What Successful Properties Are Doing Right During COVID
With all the risks the current global pandemic poses, it’s hard to imagine any industry touting best practices to keep thriving in the economic sense. Many businesses are merely treading water, with keeping one’s head above the water seeming to be the order of the day.
However, there are certain industry practices that stand out as not just practical, but life-changing, as well. This is especially true with real estate. With lockdowns and sheltering-in-place policies, how can one ensure that their property will be safe from pandemics and disasters - current and future?
Ensure proper drainage and plumbing
Apart from ensuring free-flowing water to help residents sanitize (and wash their hands) at all times, proper plumbing holds the key to preventing widespread infection among neighbors.
Those who dwell in residential complexes and living next door to each other might have a false sense of security being surrounded by their own four walls. However, faulty bathroom drains and plumbing could help spread the virus from one unit to another. Smartly-designed plumbing - especially for high-rises and apartment complexes - can ensure that water flows smoothly from each unit to the main building’s drain without spreading anything harmful among residents.
Maintain adequate air circulation and filtration system
Air filtration systems can drastically reduce the risk of spreading airborne diseases - provided they are regularly maintained. Even upscale properties tout air filtration and thermostat control, boasting of high-efficiency filters that screen for microscopic particles. Those buildings that use lower-grade filters (with a MERV rating lower than 13) cannot control airborne particles and are therefore more susceptible to recycling contaminated air.
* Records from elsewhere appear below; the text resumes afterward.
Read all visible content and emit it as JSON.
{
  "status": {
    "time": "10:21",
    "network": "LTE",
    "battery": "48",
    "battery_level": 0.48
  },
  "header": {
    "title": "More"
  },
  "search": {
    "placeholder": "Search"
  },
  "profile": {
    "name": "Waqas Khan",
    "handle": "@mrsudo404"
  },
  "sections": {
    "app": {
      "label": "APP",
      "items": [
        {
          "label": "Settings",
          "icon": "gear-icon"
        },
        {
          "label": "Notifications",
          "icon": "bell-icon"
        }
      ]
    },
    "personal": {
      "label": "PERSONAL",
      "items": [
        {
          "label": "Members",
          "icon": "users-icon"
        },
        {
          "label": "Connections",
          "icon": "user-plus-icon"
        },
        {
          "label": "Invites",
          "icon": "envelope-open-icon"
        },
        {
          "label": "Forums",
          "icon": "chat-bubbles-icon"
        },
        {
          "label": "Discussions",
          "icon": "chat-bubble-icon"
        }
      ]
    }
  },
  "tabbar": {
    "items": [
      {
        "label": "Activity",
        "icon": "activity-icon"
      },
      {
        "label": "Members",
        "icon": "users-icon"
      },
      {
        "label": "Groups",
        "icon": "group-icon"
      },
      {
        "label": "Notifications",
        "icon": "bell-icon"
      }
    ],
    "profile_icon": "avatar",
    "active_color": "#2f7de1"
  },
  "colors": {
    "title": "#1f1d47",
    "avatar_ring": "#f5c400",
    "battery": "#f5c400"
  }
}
However, getting high-tech air filters brand-new is vastly different from having them still working optimally several years down the line. Regular maintenance is key to keeping a home or property free from harmful viruses and other airborne diseases. Building managers should be strict about consistently cleaning and maintaining air filter systems, or at least look into providing air purifiers for tenants to help keep the air circulating properly.
Provide appropriate ventilation
Fresh air is still your best bet when it comes to proper ventilation. This means windows that allow air to flow freely while keeping out harmful pollutants, and vents that are strategically placed to keep air circulating adequately. Aside from providing much-needed natural light, fresh air can keep indoor areas from smelling and becoming stale (and consequently, allowing viruses to linger indoors longer).
Kitchens, bathrooms, and other areas of the house where “bad air” is likely to exist should all have windows, no matter how tiny, to keep air recirculating. In lieu of this, an exhaust fan could do the trick - but nothing beats the function and reliability of a good, old-fashioned window that opens and shuts.
Regularly disinfect public area surfaces
Even without a pandemic wreaking havoc on the way people normally live, disinfecting public spaces should be a given. This should be especially true with high-rise residential buildings and apartment blocks that have elevators and other potentially congested areas.
There should be regularly scheduled disinfecting of waiting areas, elevators, entryways, lobbies, shops, and other places with constant foot traffic. Apart from spraying with disinfectants, scheduled maintenance should also include carefully wiping down surfaces that typically get touched several times a day, such as banisters, elevator keypads, doorbells or buzzers, public doors and gates, lounge tables and chairs, etc.
Install handwashing stations and disinfectant mats
Residents and homeowners can wear masks, gloves, and face shields to protect themselves and others. A property manager can give their protection a further boost by installing disinfectant accessories throughout the building or complex for easy access and use.
There are now hands-free hand sanitizer dispensers that use foot pedals so there’s no need to touch any surface while cleaning one’s hands. For outdoor areas, the use of large stomp mats - rubber pads that are soaked in a disinfectant solution to help clean the soles of shoes - could help eliminate the spread of viruses and germs from getting into homes.
To minimize (or hopefully eliminate altogether) the effects of COVID-19 and other diseases, a property has to go back to the basics of sound architecture and engineering. An ounce of prevention is still worth a pound of cure, after all. But even older properties can upgrade some vital things to address this pandemic for current and future considerations.
Bio: Elisha Finman is an experienced RE executive proficient in operations, finances and team building. His track record includes managing a portfolio of New York City multifamily residential buildings. Skilled in all areas of RE management including setting rents, leases, collections and legal, evictions, violations hpd-dob-ecb, building maintenance and instituting cost savings and efficiency measures.